Piedmont High School’s Parker Long has committed to running at Cal Poly-San Luis Obisbo. Long is having a breakthrough senior year, with a best 800 time of one minute, 53.25 at the Dublin Distance Fiesta on March 18, a 10-second drop from his best a year ago.
That performance likely drew the attention of the Cal Poly coaching staff.
“I didn’t really think I was going to be going there until after the Dublin race,” Long said. “I applied but didn’t think I was going there. I applied as a student and I got wait-listed.”
Long beat a top-shelf field at Dublin, rallying down the homestretch to steal the race. He backed that up with a third-place finish at the Stanford Invitational on April 1 (1:53.77), and then third place in the Open division race at the Arcadia Invitational on April 8 (1:53.35).
“It was kind of all of a sudden,” Long said of getting into Cal Poly.
Piedmont coach Pouyan Assadi said Long worked hard over the winter to lift his game.
“I think what you’re seeing is Parker putting together all the pieces at once,” Assadi said. “We knew he had endurance. He’s a cross country captain. We knew he had some speed, he was on the record-breaking (1,600 relay team). But what we saw over the winter was him putting that together. He did that through weight training, we saw that by him doing plyometrics, we saw that in him modifying his workouts.”
Long said he has stopped overthinking his approach.
“The main differences are how I think about my training every day,” he said. “Cross country season, I think I overthought a lot of it. I think at the end, that hurt more than it helped.
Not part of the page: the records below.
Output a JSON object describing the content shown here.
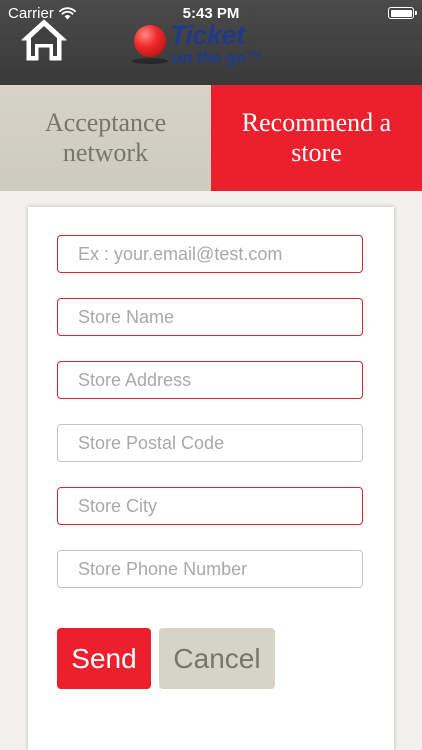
{
  "status_bar": {
    "carrier": "Carrier",
    "time": "5:43 PM",
    "battery_level": 1.0
  },
  "header": {
    "logo": {
      "line1": "Ticket",
      "line2": "on the go™"
    }
  },
  "tabs": [
    {
      "label": "Acceptance network",
      "active": false
    },
    {
      "label": "Recommend a store",
      "active": true
    }
  ],
  "form": {
    "fields": [
      {
        "placeholder": "Ex : your.email@test.com",
        "value": "",
        "state": "error"
      },
      {
        "placeholder": "Store Name",
        "value": "",
        "state": "error"
      },
      {
        "placeholder": "Store Address",
        "value": "",
        "state": "error"
      },
      {
        "placeholder": "Store Postal Code",
        "value": "",
        "state": "normal"
      },
      {
        "placeholder": "Store City",
        "value": "",
        "state": "error"
      },
      {
        "placeholder": "Store Phone Number",
        "value": "",
        "state": "normal"
      }
    ],
    "send_label": "Send",
    "cancel_label": "Cancel"
  },
  "colors": {
    "accent_red": "#ec1f2d",
    "tab_inactive": "#d6d3c9",
    "header_dark": "#3f3f3f",
    "error_border": "#d7262f"
  },
  "icons": {
    "home": "home-icon",
    "wifi": "wifi-icon",
    "battery": "battery-icon"
  }
}
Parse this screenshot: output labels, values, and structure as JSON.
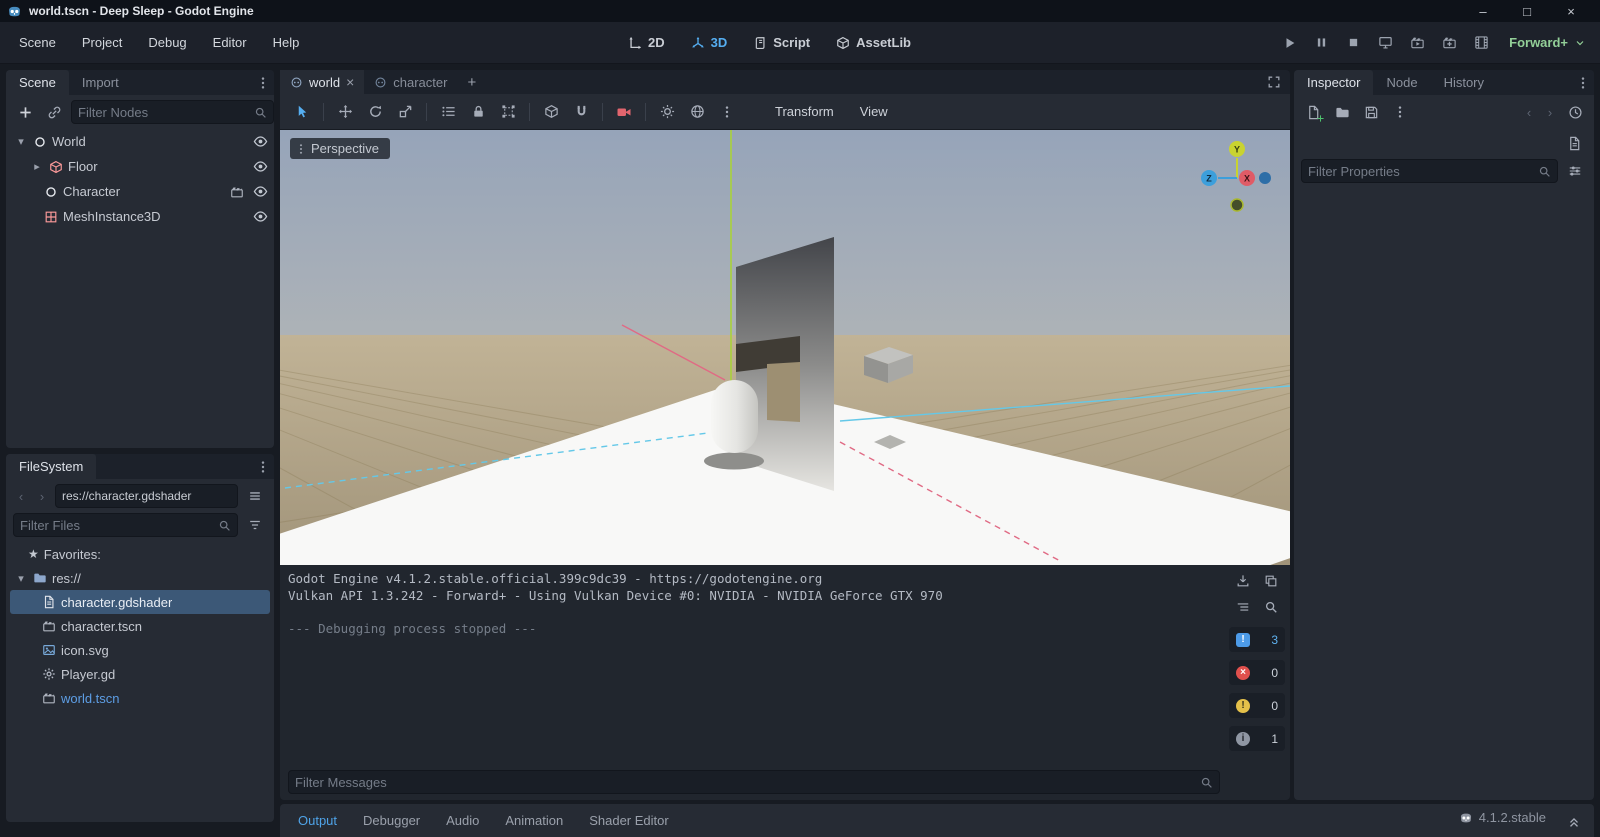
{
  "window": {
    "title": "world.tscn - Deep Sleep - Godot Engine"
  },
  "glyphs": {
    "minimize": "–",
    "maximize": "□",
    "close": "×",
    "plus": "+",
    "star": "★",
    "caret_down": "▾",
    "caret_right": "▸",
    "chevron_left": "‹",
    "chevron_right": "›",
    "log_badge": "!",
    "error_badge": "×",
    "warning_badge": "!",
    "info_badge": "i"
  },
  "menubar": {
    "menus": [
      {
        "label": "Scene"
      },
      {
        "label": "Project"
      },
      {
        "label": "Debug"
      },
      {
        "label": "Editor"
      },
      {
        "label": "Help"
      }
    ],
    "context": [
      {
        "label": "2D"
      },
      {
        "label": "3D"
      },
      {
        "label": "Script"
      },
      {
        "label": "AssetLib"
      }
    ],
    "renderer": "Forward+"
  },
  "scene_dock": {
    "tabs": [
      {
        "label": "Scene"
      },
      {
        "label": "Import"
      }
    ],
    "filter_placeholder": "Filter Nodes",
    "nodes": [
      {
        "name": "World"
      },
      {
        "name": "Floor"
      },
      {
        "name": "Character"
      },
      {
        "name": "MeshInstance3D"
      }
    ]
  },
  "filesystem_dock": {
    "title": "FileSystem",
    "path": "res://character.gdshader",
    "filter_placeholder": "Filter Files",
    "items": [
      {
        "name": "Favorites:"
      },
      {
        "name": "res://"
      },
      {
        "name": "character.gdshader"
      },
      {
        "name": "character.tscn"
      },
      {
        "name": "icon.svg"
      },
      {
        "name": "Player.gd"
      },
      {
        "name": "world.tscn"
      }
    ]
  },
  "scene_tabs": {
    "tabs": [
      {
        "label": "world"
      },
      {
        "label": "character"
      }
    ]
  },
  "viewport": {
    "projection_label": "Perspective",
    "menus": [
      {
        "label": "Transform"
      },
      {
        "label": "View"
      }
    ],
    "gizmo": {
      "x": "X",
      "y": "Y",
      "z": "Z"
    }
  },
  "output": {
    "lines": [
      "Godot Engine v4.1.2.stable.official.399c9dc39 - https://godotengine.org",
      "Vulkan API 1.3.242 - Forward+ - Using Vulkan Device #0: NVIDIA - NVIDIA GeForce GTX 970",
      "",
      "--- Debugging process stopped ---"
    ],
    "filter_placeholder": "Filter Messages",
    "counts": {
      "log": "3",
      "errors": "0",
      "warnings": "0",
      "info": "1"
    }
  },
  "bottom_bar": {
    "tabs": [
      {
        "label": "Output"
      },
      {
        "label": "Debugger"
      },
      {
        "label": "Audio"
      },
      {
        "label": "Animation"
      },
      {
        "label": "Shader Editor"
      }
    ],
    "version": "4.1.2.stable"
  },
  "inspector_dock": {
    "tabs": [
      {
        "label": "Inspector"
      },
      {
        "label": "Node"
      },
      {
        "label": "History"
      }
    ],
    "filter_placeholder": "Filter Properties"
  }
}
I don’t wear a watch when I run anymore, I don’t record my training. I’ve kind of just taken a step back.”
Assadi added that Long meets Cal Poly’s profile – strong in academics as well as strong on the track. Long wanted to run in college rather than just look at academics.
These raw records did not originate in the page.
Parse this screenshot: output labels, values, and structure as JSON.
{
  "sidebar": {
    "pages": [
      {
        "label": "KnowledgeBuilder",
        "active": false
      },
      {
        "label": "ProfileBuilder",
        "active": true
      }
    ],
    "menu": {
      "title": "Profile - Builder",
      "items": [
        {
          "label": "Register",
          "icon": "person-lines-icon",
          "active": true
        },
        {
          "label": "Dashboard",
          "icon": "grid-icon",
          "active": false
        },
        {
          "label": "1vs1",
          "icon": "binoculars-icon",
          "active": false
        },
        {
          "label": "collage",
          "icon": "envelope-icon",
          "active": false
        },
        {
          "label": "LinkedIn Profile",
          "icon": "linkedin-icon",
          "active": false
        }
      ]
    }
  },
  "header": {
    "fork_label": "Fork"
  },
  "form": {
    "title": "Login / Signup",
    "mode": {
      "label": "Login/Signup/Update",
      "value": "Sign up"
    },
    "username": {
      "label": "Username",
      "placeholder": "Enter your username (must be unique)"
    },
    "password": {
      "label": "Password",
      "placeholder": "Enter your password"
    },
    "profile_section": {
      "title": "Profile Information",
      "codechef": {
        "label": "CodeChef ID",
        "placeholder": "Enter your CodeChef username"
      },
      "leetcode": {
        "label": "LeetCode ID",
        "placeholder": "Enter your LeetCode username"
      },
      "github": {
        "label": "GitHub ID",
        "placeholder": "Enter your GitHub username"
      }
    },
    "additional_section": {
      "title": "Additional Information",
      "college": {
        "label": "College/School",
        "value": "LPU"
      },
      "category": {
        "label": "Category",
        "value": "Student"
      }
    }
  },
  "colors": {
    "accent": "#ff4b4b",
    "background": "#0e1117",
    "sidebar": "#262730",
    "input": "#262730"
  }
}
“It’s a much better school than a lot of them on my list,” Long said. “I picked a lot of running schools that aren’t good academically.
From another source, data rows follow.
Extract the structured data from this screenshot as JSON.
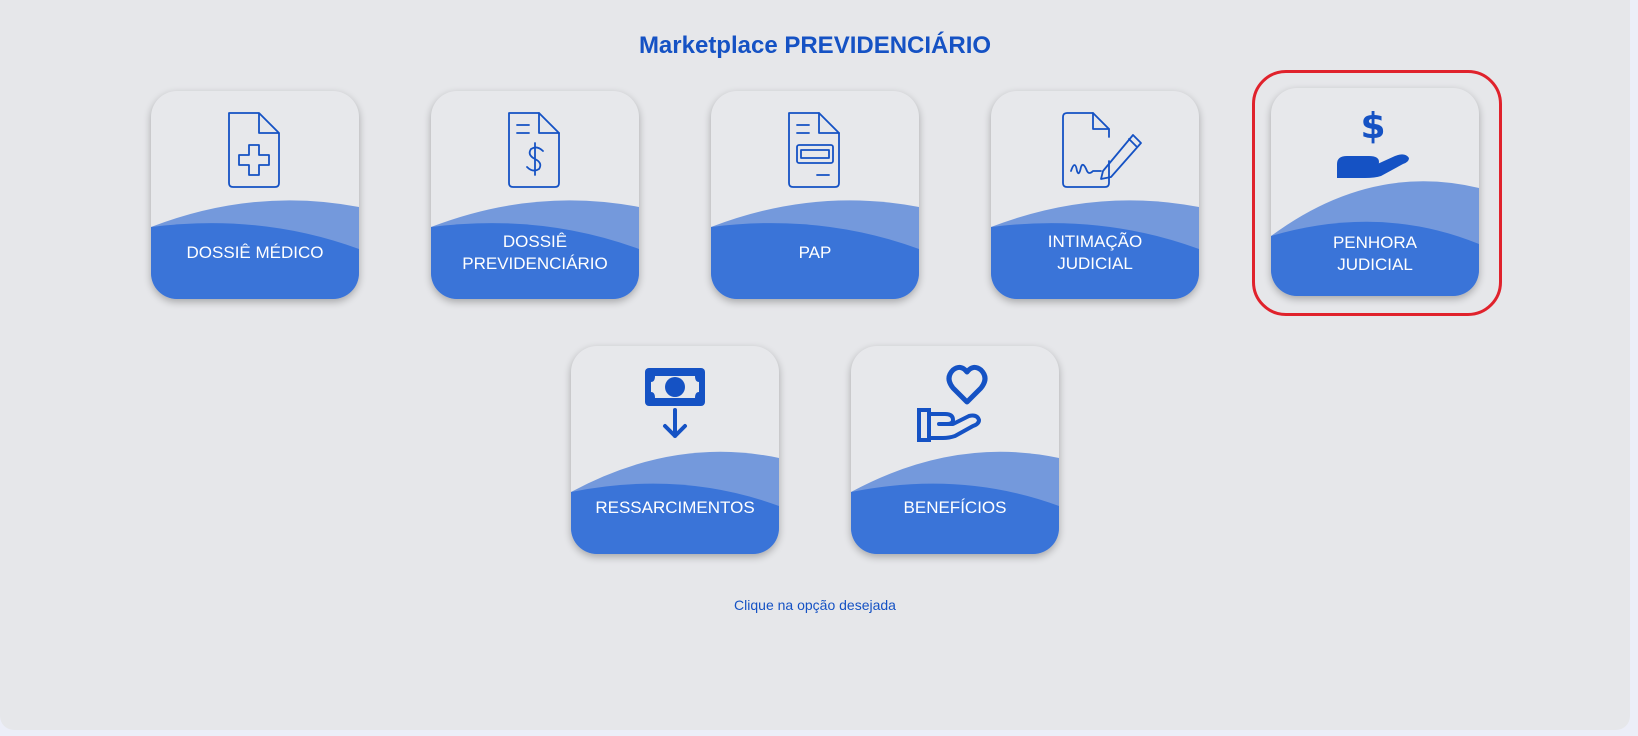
{
  "page": {
    "title": "Marketplace PREVIDENCIÁRIO",
    "hint": "Clique na opção desejada"
  },
  "cards": [
    {
      "label_lines": [
        "DOSSIÊ MÉDICO"
      ],
      "icon": "medical-document-icon"
    },
    {
      "label_lines": [
        "DOSSIÊ",
        "PREVIDENCIÁRIO"
      ],
      "icon": "dollar-document-icon"
    },
    {
      "label_lines": [
        "PAP"
      ],
      "icon": "form-document-icon"
    },
    {
      "label_lines": [
        "INTIMAÇÃO",
        "JUDICIAL"
      ],
      "icon": "signed-document-icon"
    },
    {
      "label_lines": [
        "PENHORA",
        "JUDICIAL"
      ],
      "icon": "dollar-hand-icon"
    },
    {
      "label_lines": [
        "RESSARCIMENTOS"
      ],
      "icon": "money-download-icon"
    },
    {
      "label_lines": [
        "BENEFÍCIOS"
      ],
      "icon": "heart-hand-icon"
    }
  ],
  "colors": {
    "accent": "#1552c4",
    "card_band": "#3a74d8",
    "card_band_light": "#7499dc",
    "highlight": "#e0222c"
  }
}
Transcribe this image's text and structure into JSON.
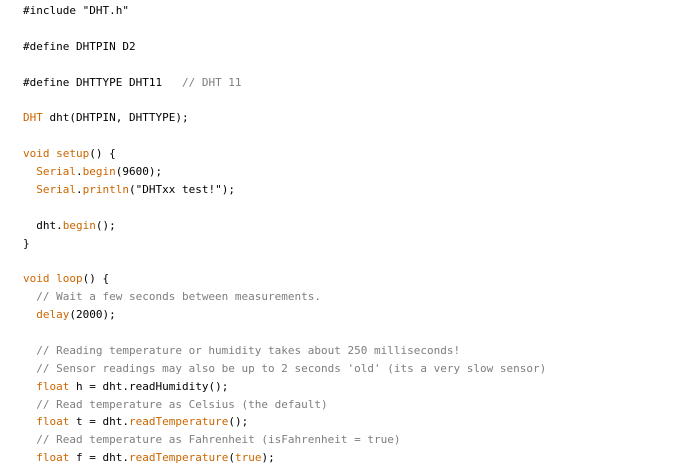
{
  "editor": {
    "colors": {
      "background": "#ffffff",
      "keyword": "#cc6600",
      "comment": "#7e7e7e",
      "text": "#000000"
    },
    "lines": [
      [
        {
          "t": "plain",
          "s": "#include \"DHT.h\""
        }
      ],
      [],
      [
        {
          "t": "plain",
          "s": "#define DHTPIN D2"
        }
      ],
      [],
      [
        {
          "t": "plain",
          "s": "#define DHTTYPE DHT11   "
        },
        {
          "t": "comment",
          "s": "// DHT 11"
        }
      ],
      [],
      [
        {
          "t": "class",
          "s": "DHT"
        },
        {
          "t": "plain",
          "s": " dht(DHTPIN, DHTTYPE);"
        }
      ],
      [],
      [
        {
          "t": "type",
          "s": "void"
        },
        {
          "t": "plain",
          "s": " "
        },
        {
          "t": "func",
          "s": "setup"
        },
        {
          "t": "plain",
          "s": "() {"
        }
      ],
      [
        {
          "t": "plain",
          "s": "  "
        },
        {
          "t": "class",
          "s": "Serial"
        },
        {
          "t": "plain",
          "s": "."
        },
        {
          "t": "func",
          "s": "begin"
        },
        {
          "t": "plain",
          "s": "(9600);"
        }
      ],
      [
        {
          "t": "plain",
          "s": "  "
        },
        {
          "t": "class",
          "s": "Serial"
        },
        {
          "t": "plain",
          "s": "."
        },
        {
          "t": "func",
          "s": "println"
        },
        {
          "t": "plain",
          "s": "(\"DHTxx test!\");"
        }
      ],
      [],
      [
        {
          "t": "plain",
          "s": "  dht."
        },
        {
          "t": "func",
          "s": "begin"
        },
        {
          "t": "plain",
          "s": "();"
        }
      ],
      [
        {
          "t": "plain",
          "s": "}"
        }
      ],
      [],
      [
        {
          "t": "type",
          "s": "void"
        },
        {
          "t": "plain",
          "s": " "
        },
        {
          "t": "func",
          "s": "loop"
        },
        {
          "t": "plain",
          "s": "() {"
        }
      ],
      [
        {
          "t": "plain",
          "s": "  "
        },
        {
          "t": "comment",
          "s": "// Wait a few seconds between measurements."
        }
      ],
      [
        {
          "t": "plain",
          "s": "  "
        },
        {
          "t": "func",
          "s": "delay"
        },
        {
          "t": "plain",
          "s": "(2000);"
        }
      ],
      [],
      [
        {
          "t": "plain",
          "s": "  "
        },
        {
          "t": "comment",
          "s": "// Reading temperature or humidity takes about 250 milliseconds!"
        }
      ],
      [
        {
          "t": "plain",
          "s": "  "
        },
        {
          "t": "comment",
          "s": "// Sensor readings may also be up to 2 seconds 'old' (its a very slow sensor)"
        }
      ],
      [
        {
          "t": "plain",
          "s": "  "
        },
        {
          "t": "type",
          "s": "float"
        },
        {
          "t": "plain",
          "s": " h = dht.readHumidity();"
        }
      ],
      [
        {
          "t": "plain",
          "s": "  "
        },
        {
          "t": "comment",
          "s": "// Read temperature as Celsius (the default)"
        }
      ],
      [
        {
          "t": "plain",
          "s": "  "
        },
        {
          "t": "type",
          "s": "float"
        },
        {
          "t": "plain",
          "s": " t = dht."
        },
        {
          "t": "func",
          "s": "readTemperature"
        },
        {
          "t": "plain",
          "s": "();"
        }
      ],
      [
        {
          "t": "plain",
          "s": "  "
        },
        {
          "t": "comment",
          "s": "// Read temperature as Fahrenheit (isFahrenheit = true)"
        }
      ],
      [
        {
          "t": "plain",
          "s": "  "
        },
        {
          "t": "type",
          "s": "float"
        },
        {
          "t": "plain",
          "s": " f = dht."
        },
        {
          "t": "func",
          "s": "readTemperature"
        },
        {
          "t": "plain",
          "s": "("
        },
        {
          "t": "type",
          "s": "true"
        },
        {
          "t": "plain",
          "s": ");"
        }
      ]
    ]
  }
}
It’s crazy. Every day I just wake up and how is this where I am now? It’s certainly a weight off my shoulders to get college off my mind.”
Now, Long can focus on finishing his senior year strong. Before the season started, going to the California Interscholastic Federation championship might have seemed like a dream. He’s in the mix now.
“I’m feeling pretty good,” he said. “The next big race we have is the state meet and the meets that lead up to it. Every day, I’m thinking of how can I be in my best shape at the (state meet).”